From a walk organisers point of view, it’s only when you reconnoitre a walk that you find out the mix of these characteristics that exist, and by that time you’ve got an emotional commitment to the walk (having invested time and effort into it), whatever its drawbacks.
Apart for the three characteristics above, there are are other features to consider, and to report to members about: such as the beauty of the views, the degree of muddiness to be expected, the likelihood of having to walk through fields with animals in them, and the time the walk is expected to take.
This last feature has been largely solved through experience, some of it bitter.
Clayden’s Third law of Rambling states that any walk takes 3 hours, however long or difficult it is.
This helps a lot in planning the timing of the pub lunch – possibly, apart from the weather, this being the deadline of greatest importance to walkers (and to publicans).
A new issue has emerged over the time we’ve been walking together – the degree of honesty shown by the walk leader in describing a walk. Increasingly this has been challenged, especially by our President.
How many stiles did you say there would be?
You didn’t say this hill would be so steep, did you?
I wasn’t expecting this amount of mud!
In the Dob Park walk there were many such challenges to my honesty, many of them in an open, even friendly, manner.
As ever, ‘you can’t please everyone all the time’ ( a quote from Abraham Lincoln?)
My version of the walk was:
‘A bracing five mile walk down the side of the Washburn Valley, passing a 1600s hunting lodge, going through some beautiful woods, having a short break at an ancient Packhorse Bridge, a short climb and then an extended flat walk with wonderful views of the countryside, finally climbing gently up the hillside to return to the start point.
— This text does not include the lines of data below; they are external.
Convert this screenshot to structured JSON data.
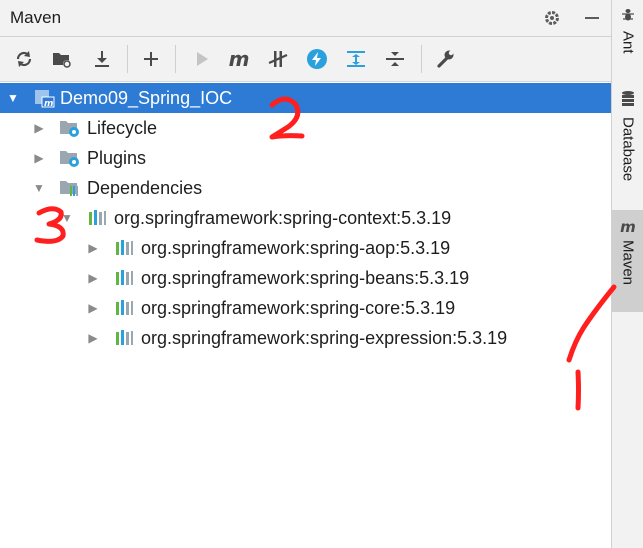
{
  "panel": {
    "title": "Maven",
    "settings_icon": "gear-icon",
    "minimize_icon": "minimize-icon"
  },
  "toolbar": {
    "buttons": [
      {
        "name": "reload-icon"
      },
      {
        "name": "folder-refresh-icon"
      },
      {
        "name": "download-icon"
      },
      {
        "name": "add-icon"
      },
      {
        "name": "run-icon"
      },
      {
        "name": "maven-goal-icon",
        "glyph": "m"
      },
      {
        "name": "skip-tests-icon"
      },
      {
        "name": "offline-lightning-icon"
      },
      {
        "name": "expand-all-icon"
      },
      {
        "name": "collapse-all-icon"
      },
      {
        "name": "wrench-icon"
      }
    ]
  },
  "tree": {
    "root": "Demo09_Spring_IOC",
    "lifecycle": "Lifecycle",
    "plugins": "Plugins",
    "dependencies": "Dependencies",
    "dep_context": "org.springframework:spring-context:5.3.19",
    "dep_aop": "org.springframework:spring-aop:5.3.19",
    "dep_beans": "org.springframework:spring-beans:5.3.19",
    "dep_core": "org.springframework:spring-core:5.3.19",
    "dep_expression": "org.springframework:spring-expression:5.3.19"
  },
  "sidebar": {
    "tabs": [
      {
        "label": "Ant",
        "icon": "ant-icon"
      },
      {
        "label": "Database",
        "icon": "database-icon"
      },
      {
        "label": "Maven",
        "icon": "maven-icon",
        "active": true
      }
    ]
  },
  "annotations": {
    "one": "1",
    "two": "2",
    "three": "3",
    "color": "#ff1f1f"
  },
  "colors": {
    "selection": "#2d7bd5",
    "accent_blue": "#2aa1dc",
    "text": "#1e1e1e"
  }
}
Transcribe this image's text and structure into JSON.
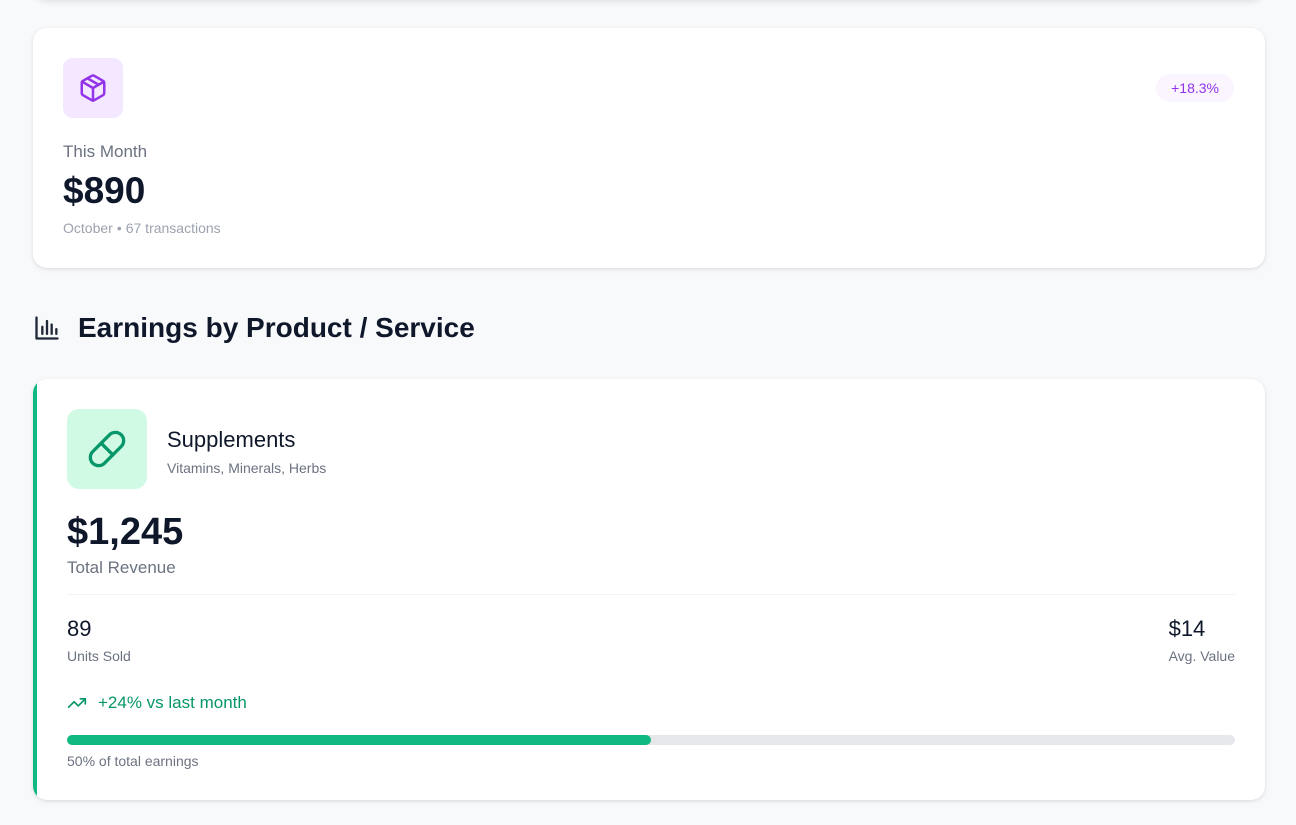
{
  "colors": {
    "month_accent": "#9333ea",
    "month_icon_bg": "#f3e8ff",
    "product_accent": "#10b981",
    "product_icon_bg": "#d1fae5",
    "trend_text": "#059669"
  },
  "month_card": {
    "icon": "package-icon",
    "badge": "+18.3%",
    "label": "This Month",
    "amount": "$890",
    "month": "October",
    "separator": "•",
    "transactions": "67 transactions"
  },
  "section": {
    "icon": "bar-chart-icon",
    "title": "Earnings by Product / Service"
  },
  "product": {
    "icon": "pill-icon",
    "name": "Supplements",
    "description": "Vitamins, Minerals, Herbs",
    "revenue": "$1,245",
    "revenue_label": "Total Revenue",
    "units_value": "89",
    "units_label": "Units Sold",
    "avg_value": "$14",
    "avg_label": "Avg. Value",
    "trend_icon": "trending-up-icon",
    "trend_text": "+24% vs last month",
    "share_fraction": 0.5,
    "share_label": "50% of total earnings"
  }
}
There were a number (a plurality) of tricky stiles and wall crossings at the beginning, but nothing that strong virile healthy Probus members should fear. The pub meal at the end was exceptional. And it didn’t rain!’
Not everyone on the walk would agree with all that, of course!
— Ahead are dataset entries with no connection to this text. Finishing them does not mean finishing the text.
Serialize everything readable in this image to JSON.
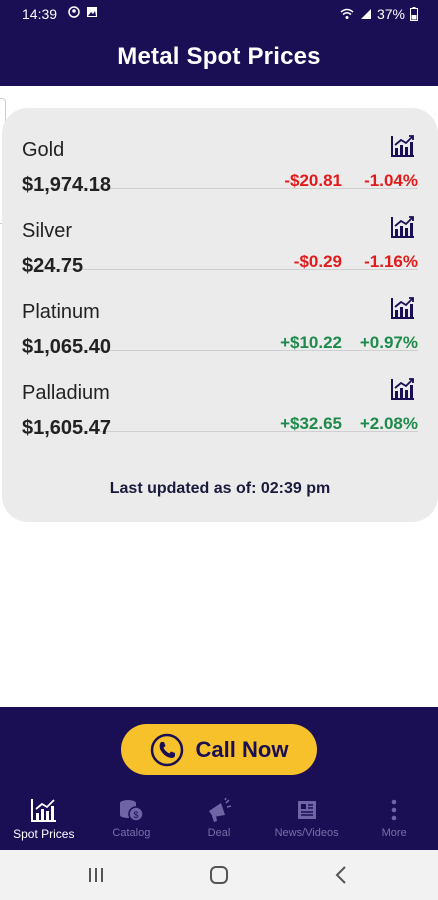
{
  "status": {
    "time": "14:39",
    "battery": "37%"
  },
  "header": {
    "title": "Metal Spot Prices"
  },
  "metals": [
    {
      "name": "Gold",
      "price": "$1,974.18",
      "change": "-$20.81",
      "change_pct": "-1.04%",
      "trend": "down"
    },
    {
      "name": "Silver",
      "price": "$24.75",
      "change": "-$0.29",
      "change_pct": "-1.16%",
      "trend": "down"
    },
    {
      "name": "Platinum",
      "price": "$1,065.40",
      "change": "+$10.22",
      "change_pct": "+0.97%",
      "trend": "up"
    },
    {
      "name": "Palladium",
      "price": "$1,605.47",
      "change": "+$32.65",
      "change_pct": "+2.08%",
      "trend": "up"
    }
  ],
  "updated": {
    "text": "Last updated as of:  02:39 pm"
  },
  "call": {
    "label": "Call Now"
  },
  "nav": {
    "spot": "Spot Prices",
    "catalog": "Catalog",
    "deal": "Deal",
    "news": "News/Videos",
    "more": "More"
  },
  "colors": {
    "primary": "#1a0e55",
    "accent": "#f6c12a",
    "negative": "#e11b1b",
    "positive": "#1e8a4c"
  }
}
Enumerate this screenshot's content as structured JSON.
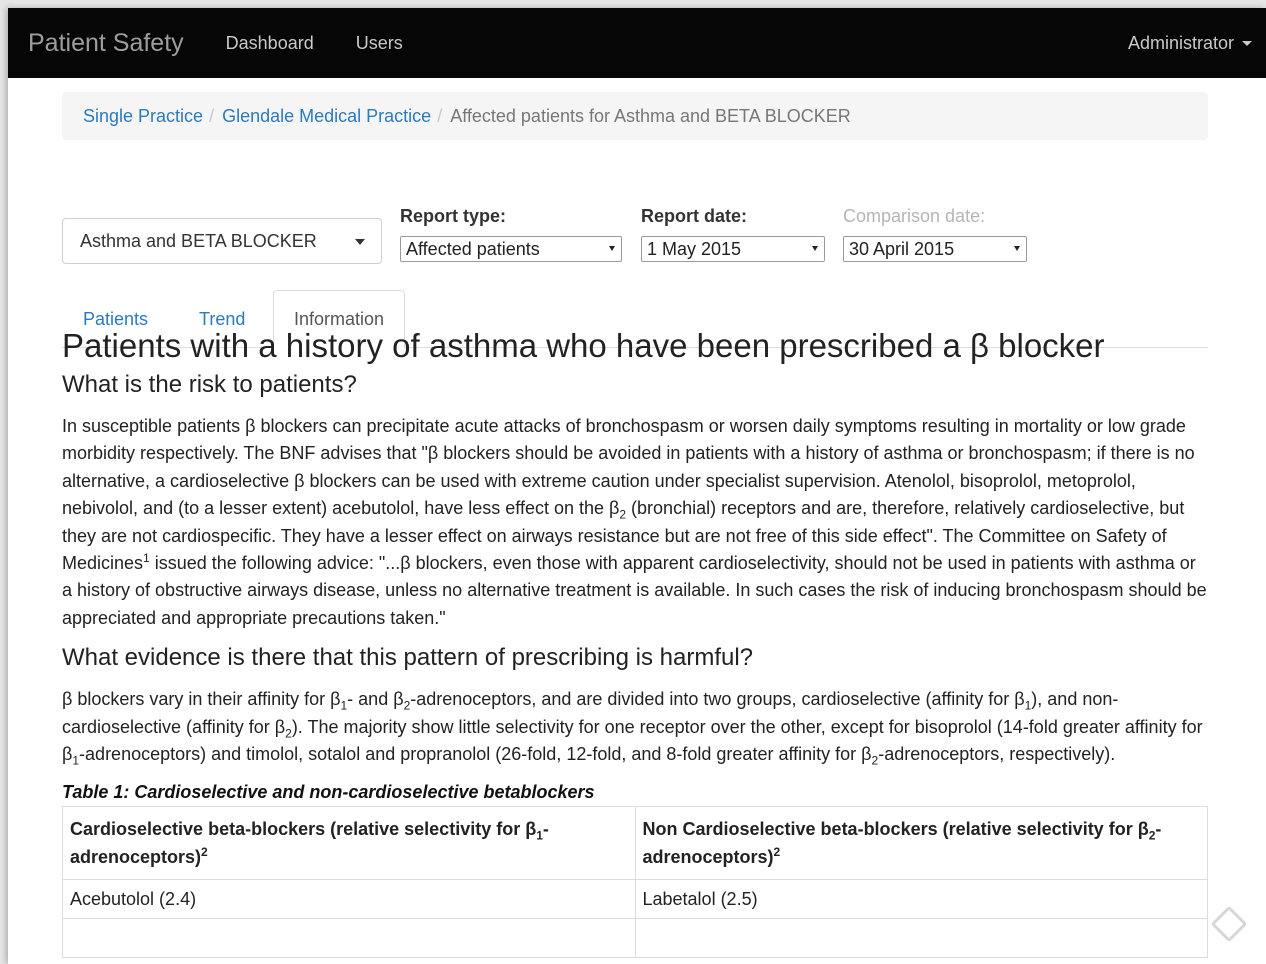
{
  "navbar": {
    "brand": "Patient Safety",
    "links": [
      "Dashboard",
      "Users"
    ],
    "user": "Administrator"
  },
  "breadcrumb": {
    "items": [
      "Single Practice",
      "Glendale Medical Practice"
    ],
    "active": "Affected patients for Asthma and BETA BLOCKER"
  },
  "controls": {
    "indicator": "Asthma and BETA BLOCKER",
    "report_type_label": "Report type:",
    "report_type_value": "Affected patients",
    "report_date_label": "Report date:",
    "report_date_value": "1 May 2015",
    "comparison_date_label": "Comparison date:",
    "comparison_date_value": "30 April 2015"
  },
  "tabs": [
    "Patients",
    "Trend",
    "Information"
  ],
  "info": {
    "title": "Patients with a history of asthma who have been prescribed a β blocker",
    "risk_heading": "What is the risk to patients?",
    "risk_text_1": "In susceptible patients β blockers can precipitate acute attacks of bronchospasm or worsen daily symptoms resulting in mortality or low grade morbidity respectively. The BNF advises that \"β blockers should be avoided in patients with a history of asthma or bronchospasm; if there is no alternative, a cardioselective β blockers can be used with extreme caution under specialist supervision. Atenolol, bisoprolol, metoprolol, nebivolol, and (to a lesser extent) acebutolol, have less effect on the β",
    "risk_sub_1": "2",
    "risk_text_2": " (bronchial) receptors and are, therefore, relatively cardioselective, but they are not cardiospecific. They have a lesser effect on airways resistance but are not free of this side effect\". The Committee on Safety of Medicines",
    "risk_sup_1": "1",
    "risk_text_3": " issued the following advice: \"...β blockers, even those with apparent cardioselectivity, should not be used in patients with asthma or a history of obstructive airways disease, unless no alternative treatment is available. In such cases the risk of inducing bronchospasm should be appreciated and appropriate precautions taken.\"",
    "evidence_heading": "What evidence is there that this pattern of prescribing is harmful?",
    "ev_1": "β blockers vary in their affinity for β",
    "ev_sub_1": "1",
    "ev_2": "- and β",
    "ev_sub_2": "2",
    "ev_3": "-adrenoceptors, and are divided into two groups, cardioselective (affinity for β",
    "ev_sub_3": "1",
    "ev_4": "), and non-cardioselective (affinity for β",
    "ev_sub_4": "2",
    "ev_5": "). The majority show little selectivity for one receptor over the other, except for bisoprolol (14-fold greater affinity for β",
    "ev_sub_5": "1",
    "ev_6": "-adrenoceptors) and timolol, sotalol and propranolol (26-fold, 12-fold, and 8-fold greater affinity for β",
    "ev_sub_6": "2",
    "ev_7": "-adrenoceptors, respectively).",
    "table_caption": "Table 1: Cardioselective and non-cardioselective betablockers",
    "table": {
      "col1_text": "Cardioselective beta-blockers (relative selectivity for β",
      "col1_sub": "1",
      "col1_tail": "-adrenoceptors)",
      "col1_sup": "2",
      "col2_text": "Non Cardioselective beta-blockers (relative selectivity for β",
      "col2_sub": "2",
      "col2_tail": "-adrenoceptors)",
      "col2_sup": "2",
      "rows": [
        [
          "Acebutolol (2.4)",
          "Labetalol (2.5)"
        ]
      ]
    }
  }
}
The continual banter and discussions we had during the walk made it fun as well as healthy!